What are grandparents’ rights in Texas when it comes to custody or visitation in a difficult situation?
The relationship between a grandparent and a grandchild often plays an important role in the lives of both individuals.
In unfortunate situations involving either the death or divorce of a child’s parents, the relationship between a grandparent and a grandchild may become extremely limited or even severed, with little regard for the actual desires of either person.
In these types of situations, what legal remedy do grandparents have to continue to play a role in their grandchild’s life?
Prior to discussing visitation or custody of a grandchild, it is important to note that grandparents’ rights in Texas with regards to a grandchild are always going to be considered of secondary importance to that of the child’s parents.

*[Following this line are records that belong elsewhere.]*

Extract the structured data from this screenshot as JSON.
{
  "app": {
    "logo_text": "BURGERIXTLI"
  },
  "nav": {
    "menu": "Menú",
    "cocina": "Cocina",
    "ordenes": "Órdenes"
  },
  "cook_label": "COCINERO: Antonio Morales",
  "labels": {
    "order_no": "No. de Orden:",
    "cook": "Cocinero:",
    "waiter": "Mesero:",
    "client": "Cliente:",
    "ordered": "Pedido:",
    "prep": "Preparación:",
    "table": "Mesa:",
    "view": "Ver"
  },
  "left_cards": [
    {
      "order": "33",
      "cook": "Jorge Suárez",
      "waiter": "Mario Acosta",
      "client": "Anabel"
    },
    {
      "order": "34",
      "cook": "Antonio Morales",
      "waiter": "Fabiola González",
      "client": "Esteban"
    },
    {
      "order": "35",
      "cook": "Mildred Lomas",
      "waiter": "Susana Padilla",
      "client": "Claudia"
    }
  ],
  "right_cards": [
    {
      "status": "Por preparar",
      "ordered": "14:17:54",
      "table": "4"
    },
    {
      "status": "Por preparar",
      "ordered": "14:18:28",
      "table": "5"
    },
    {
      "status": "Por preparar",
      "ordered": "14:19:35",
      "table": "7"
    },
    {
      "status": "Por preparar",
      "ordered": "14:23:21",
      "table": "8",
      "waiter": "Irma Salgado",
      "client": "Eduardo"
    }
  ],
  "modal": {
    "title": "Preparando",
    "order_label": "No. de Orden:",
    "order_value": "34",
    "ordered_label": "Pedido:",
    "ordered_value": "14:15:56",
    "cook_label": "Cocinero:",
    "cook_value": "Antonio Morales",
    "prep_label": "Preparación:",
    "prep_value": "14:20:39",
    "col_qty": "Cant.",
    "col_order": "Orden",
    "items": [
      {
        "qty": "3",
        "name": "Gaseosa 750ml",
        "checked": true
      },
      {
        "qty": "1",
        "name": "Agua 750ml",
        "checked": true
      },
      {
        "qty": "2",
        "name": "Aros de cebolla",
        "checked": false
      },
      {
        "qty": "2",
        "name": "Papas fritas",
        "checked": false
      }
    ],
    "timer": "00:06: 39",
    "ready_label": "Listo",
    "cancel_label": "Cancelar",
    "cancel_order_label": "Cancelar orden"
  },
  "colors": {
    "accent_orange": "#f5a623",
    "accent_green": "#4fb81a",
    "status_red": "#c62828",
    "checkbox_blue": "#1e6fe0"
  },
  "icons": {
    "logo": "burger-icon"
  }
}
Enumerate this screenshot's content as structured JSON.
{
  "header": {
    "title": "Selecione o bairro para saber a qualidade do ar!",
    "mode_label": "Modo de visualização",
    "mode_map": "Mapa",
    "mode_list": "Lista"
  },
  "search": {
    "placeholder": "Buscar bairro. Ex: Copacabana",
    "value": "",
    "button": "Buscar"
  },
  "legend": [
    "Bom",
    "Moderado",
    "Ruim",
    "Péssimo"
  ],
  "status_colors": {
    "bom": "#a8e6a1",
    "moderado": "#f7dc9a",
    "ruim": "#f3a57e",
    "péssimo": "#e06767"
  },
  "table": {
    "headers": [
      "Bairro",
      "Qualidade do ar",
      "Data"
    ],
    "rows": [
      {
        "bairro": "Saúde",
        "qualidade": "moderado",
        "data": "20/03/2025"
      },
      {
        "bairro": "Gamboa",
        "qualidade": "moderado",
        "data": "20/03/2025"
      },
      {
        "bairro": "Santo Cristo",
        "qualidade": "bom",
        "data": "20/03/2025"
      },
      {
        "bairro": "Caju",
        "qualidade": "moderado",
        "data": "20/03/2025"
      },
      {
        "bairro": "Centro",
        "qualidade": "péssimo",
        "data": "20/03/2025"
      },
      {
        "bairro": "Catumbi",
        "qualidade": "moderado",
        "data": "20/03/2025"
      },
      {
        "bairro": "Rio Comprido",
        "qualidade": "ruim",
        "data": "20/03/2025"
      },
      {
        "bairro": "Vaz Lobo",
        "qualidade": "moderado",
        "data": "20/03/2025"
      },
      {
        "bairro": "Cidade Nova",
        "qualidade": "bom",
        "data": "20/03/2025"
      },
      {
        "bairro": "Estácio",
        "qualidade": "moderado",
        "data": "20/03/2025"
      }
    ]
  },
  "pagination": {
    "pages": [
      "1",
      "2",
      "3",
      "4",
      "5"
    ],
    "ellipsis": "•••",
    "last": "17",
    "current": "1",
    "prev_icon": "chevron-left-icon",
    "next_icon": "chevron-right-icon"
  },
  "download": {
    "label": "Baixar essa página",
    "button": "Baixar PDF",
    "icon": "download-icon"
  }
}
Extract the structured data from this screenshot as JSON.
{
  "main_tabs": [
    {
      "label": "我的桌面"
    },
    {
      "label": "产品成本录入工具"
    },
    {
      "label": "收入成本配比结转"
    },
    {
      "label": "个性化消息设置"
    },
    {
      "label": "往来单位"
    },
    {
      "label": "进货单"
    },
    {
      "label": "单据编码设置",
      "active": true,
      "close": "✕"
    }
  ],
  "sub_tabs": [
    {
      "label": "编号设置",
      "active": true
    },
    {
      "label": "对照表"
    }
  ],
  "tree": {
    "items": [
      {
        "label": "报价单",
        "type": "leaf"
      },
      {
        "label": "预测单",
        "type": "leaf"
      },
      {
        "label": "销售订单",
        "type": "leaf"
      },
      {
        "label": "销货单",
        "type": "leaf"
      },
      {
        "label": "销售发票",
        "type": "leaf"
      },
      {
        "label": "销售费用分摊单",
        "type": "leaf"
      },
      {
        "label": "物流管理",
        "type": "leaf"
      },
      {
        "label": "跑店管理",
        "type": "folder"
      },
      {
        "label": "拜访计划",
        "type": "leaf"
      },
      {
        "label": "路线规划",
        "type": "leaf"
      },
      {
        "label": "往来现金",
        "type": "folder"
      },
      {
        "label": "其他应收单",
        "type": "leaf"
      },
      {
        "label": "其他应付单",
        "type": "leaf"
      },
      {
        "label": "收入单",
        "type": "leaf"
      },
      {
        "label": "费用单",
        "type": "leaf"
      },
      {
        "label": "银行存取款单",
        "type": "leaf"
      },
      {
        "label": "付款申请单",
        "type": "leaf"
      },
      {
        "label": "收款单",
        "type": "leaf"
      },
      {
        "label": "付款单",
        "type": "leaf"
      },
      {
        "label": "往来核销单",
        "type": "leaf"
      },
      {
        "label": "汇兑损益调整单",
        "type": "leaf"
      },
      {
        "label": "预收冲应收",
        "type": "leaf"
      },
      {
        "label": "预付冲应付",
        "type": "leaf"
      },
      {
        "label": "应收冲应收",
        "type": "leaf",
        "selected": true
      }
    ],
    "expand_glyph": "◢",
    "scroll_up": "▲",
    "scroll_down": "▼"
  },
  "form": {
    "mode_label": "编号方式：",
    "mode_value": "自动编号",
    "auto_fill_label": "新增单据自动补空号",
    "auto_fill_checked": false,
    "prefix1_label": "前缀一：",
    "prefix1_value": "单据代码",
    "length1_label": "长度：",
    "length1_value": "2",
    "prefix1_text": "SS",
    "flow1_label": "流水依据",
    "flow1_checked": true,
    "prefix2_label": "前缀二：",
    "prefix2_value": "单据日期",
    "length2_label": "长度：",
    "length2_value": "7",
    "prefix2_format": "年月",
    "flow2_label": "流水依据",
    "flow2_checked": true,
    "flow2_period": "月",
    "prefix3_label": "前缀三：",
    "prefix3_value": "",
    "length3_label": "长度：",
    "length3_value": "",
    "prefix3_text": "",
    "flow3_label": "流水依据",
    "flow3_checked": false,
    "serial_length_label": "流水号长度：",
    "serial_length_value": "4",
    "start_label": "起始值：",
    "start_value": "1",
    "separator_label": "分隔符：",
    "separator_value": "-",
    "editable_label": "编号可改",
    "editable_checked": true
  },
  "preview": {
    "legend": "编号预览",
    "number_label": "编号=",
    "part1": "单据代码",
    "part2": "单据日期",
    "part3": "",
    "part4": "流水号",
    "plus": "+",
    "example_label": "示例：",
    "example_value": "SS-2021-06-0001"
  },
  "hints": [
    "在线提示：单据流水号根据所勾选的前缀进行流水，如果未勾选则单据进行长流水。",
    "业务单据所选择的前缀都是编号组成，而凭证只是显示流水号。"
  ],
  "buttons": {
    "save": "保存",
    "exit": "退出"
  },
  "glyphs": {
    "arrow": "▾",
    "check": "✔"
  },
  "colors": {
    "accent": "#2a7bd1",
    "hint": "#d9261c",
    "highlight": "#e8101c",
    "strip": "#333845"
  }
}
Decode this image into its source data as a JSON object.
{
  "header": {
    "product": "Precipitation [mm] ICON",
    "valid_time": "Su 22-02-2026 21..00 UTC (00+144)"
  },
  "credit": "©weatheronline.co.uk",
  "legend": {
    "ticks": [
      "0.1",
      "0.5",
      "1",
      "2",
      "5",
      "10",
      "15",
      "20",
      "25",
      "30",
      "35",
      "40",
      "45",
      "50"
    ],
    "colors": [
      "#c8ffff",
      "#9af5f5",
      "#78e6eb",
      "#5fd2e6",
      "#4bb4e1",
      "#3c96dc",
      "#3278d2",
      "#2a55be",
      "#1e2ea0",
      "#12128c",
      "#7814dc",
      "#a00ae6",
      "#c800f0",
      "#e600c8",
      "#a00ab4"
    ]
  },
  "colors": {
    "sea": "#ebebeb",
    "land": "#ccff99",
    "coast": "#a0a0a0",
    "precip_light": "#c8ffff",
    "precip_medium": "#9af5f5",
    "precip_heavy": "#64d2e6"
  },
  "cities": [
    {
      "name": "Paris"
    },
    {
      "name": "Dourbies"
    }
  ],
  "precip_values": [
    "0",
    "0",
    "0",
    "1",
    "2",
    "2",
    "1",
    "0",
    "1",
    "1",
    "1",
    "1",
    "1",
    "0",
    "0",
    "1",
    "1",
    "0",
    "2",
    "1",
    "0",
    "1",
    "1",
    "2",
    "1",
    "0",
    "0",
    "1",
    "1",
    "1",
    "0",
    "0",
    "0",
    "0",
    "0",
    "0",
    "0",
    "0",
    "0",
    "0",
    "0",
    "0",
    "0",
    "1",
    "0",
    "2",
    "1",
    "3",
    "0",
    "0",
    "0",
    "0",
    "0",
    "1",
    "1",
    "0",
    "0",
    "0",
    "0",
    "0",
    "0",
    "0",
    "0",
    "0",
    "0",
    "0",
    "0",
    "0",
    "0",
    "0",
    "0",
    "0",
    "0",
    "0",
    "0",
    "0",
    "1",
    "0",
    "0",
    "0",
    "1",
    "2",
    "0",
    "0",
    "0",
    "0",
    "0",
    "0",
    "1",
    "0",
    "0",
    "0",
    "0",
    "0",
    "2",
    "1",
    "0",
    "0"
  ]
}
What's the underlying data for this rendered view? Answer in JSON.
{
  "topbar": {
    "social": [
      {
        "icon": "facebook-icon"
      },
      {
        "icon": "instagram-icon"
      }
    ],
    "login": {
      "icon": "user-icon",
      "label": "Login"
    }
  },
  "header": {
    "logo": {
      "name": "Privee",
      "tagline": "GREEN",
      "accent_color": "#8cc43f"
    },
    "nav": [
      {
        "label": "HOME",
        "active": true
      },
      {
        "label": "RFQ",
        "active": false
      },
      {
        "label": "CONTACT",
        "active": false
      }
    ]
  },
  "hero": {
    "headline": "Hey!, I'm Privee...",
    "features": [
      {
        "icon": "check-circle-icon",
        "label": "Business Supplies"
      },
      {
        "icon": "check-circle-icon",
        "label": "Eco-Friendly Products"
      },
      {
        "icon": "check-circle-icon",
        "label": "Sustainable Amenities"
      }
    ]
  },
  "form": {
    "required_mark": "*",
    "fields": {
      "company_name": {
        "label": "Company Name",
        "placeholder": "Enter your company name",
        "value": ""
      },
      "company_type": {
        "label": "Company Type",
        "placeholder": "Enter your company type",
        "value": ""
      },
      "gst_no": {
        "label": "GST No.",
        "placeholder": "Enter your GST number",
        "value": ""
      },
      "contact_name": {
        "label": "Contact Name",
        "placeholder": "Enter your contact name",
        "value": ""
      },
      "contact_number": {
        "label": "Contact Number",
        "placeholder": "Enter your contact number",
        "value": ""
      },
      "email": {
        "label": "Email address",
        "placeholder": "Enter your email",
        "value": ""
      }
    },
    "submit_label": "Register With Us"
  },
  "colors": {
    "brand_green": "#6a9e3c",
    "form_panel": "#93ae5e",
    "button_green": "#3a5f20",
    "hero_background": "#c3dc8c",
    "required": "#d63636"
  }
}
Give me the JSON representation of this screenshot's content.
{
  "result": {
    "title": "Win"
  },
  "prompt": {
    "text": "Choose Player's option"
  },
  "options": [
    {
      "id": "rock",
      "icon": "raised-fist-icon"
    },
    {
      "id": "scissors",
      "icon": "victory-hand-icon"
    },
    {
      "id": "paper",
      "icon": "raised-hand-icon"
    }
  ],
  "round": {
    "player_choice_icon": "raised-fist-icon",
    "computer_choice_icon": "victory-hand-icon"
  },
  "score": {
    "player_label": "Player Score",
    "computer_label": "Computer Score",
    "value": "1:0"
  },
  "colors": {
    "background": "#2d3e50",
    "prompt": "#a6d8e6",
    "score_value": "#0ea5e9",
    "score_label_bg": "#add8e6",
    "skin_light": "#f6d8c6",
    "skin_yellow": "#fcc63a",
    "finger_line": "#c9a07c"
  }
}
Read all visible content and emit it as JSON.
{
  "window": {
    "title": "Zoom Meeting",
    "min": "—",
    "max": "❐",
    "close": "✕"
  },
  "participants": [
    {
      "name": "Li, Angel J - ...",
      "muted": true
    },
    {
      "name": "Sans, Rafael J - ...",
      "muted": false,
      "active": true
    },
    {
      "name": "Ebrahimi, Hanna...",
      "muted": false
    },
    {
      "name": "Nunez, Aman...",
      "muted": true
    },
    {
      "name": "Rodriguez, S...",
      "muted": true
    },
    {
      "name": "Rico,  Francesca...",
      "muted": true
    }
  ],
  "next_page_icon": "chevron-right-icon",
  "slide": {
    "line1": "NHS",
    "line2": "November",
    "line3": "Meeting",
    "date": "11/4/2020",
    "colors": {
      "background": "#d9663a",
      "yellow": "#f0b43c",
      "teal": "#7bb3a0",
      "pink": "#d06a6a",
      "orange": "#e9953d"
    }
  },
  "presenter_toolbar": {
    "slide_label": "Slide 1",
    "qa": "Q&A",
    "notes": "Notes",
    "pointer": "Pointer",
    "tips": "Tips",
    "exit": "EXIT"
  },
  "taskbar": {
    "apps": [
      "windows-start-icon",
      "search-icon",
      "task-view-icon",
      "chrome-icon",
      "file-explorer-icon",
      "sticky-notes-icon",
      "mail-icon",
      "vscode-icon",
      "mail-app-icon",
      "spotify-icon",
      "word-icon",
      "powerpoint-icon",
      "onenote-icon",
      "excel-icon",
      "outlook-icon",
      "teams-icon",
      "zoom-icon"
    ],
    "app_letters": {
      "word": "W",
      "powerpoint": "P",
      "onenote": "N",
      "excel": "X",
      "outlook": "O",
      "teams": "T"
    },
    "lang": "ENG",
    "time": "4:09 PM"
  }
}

However, in some situations, the best interests of the child will determine if a grandparent may receive visitation or custody of their grandchild.
With this in mind, grandparents’ rights in Texas are explained in some detail below.
First, it must be determined in which instances a grandparent has standing to bring a claim before a court to determine any potential rights to possession, access, or custody.
There are a few instances in which the grandparent may bring a suit to determine their rights.
The ability to bring a suit is available to a grandparent if the parents of the child are deceased, or if the grandparent has had actual control or possession of the grandchild for at least six months prior to the filing of the suit.
A grandparent may also bring a suit in order to be named the managing or primary conservator of a grandchild if the child’s current circumstances significantly impair the child’s physical health or emotional development, or if the child’s parents or custodian of the child filed a petition with a court or have consented to the suit.
In situations where a suit has been filed to determine the appointment of managing conservators for a child, if it is determined by the court that both a grandparent has had substantial past contact with the grandchild and that naming the child’s parent will significantly impair the child’s physical health or well-being, the court may allow the grandparent to intervene in a pending suit.
Assuming that a grandparent has standing to bring a suit to assert their rights to their grandchild, what rights do they have to some form of visitation with their grandchild?
In Texas, courts will only grant a grandparent the right to receive visitation in a few specific circumstances, which are rather complicated.
In addition to visitation or possession being in the best interests of the grandchild, the court requires one of the following:
In addition to the previously mentioned difficulties a grandparent faces when attempting to assert their rights over their grandchild, there are a few other limitations that exist.
These are situations where a grandparent may not request visitation or access to a grandchild.
By Texas statute, a grandparent may not request to have access or possession of a child if any of the following conditions are true about each of the child’s parents:
Ultimately, the actual rights that a grandparent has with regards to their grandchildren are very limited.
The Texas legislature has made it clear that any rights that a grandparent may have will almost always be secondary to those rights of a parent.
While the rights of a grandparent to a grandchild may be limited, there are situations where the best interests of the grandchild, along with some additional factors, may enable a grandparent to have custody or access to their grandchild.
Are you a grandparent wondering about their rights to custody or visitation to a child?
If you’ve looked into grandparents’ rights in Texas but haven’t consulted experts, our family law attorneys at Hayes, Berry, White & Vanzant can help.
We’d like to answer any questions about grandparents’ rights in Texas. For more information, please contact us here or call us at 940-387-3518.
"Absolute best in the business hands down! Don White is absolutely amazing wouldn’t ever consider using anyone else, we highly recommend this firm!" - Alyssa McKissaack
"The best! Richard has been my family’s attorney for 35 years. Integrity best describes Richard Hayes." - John Grafa
"From my first meeting with Mr. Berry and his staff, I was immediately relieved. The bankruptcy process was explained to me simply and objectively and I was made to feel at ease through the entire ordeal. I was especially impressed by his helpful and knowledgeable assistant, Jackie Cox. I would hope to be able to retain Byron Berry for any future needs." - Anonymous
"Great Firm with Great Lawyers! It was a great pleasure working with William and his team." - Collin R. Geis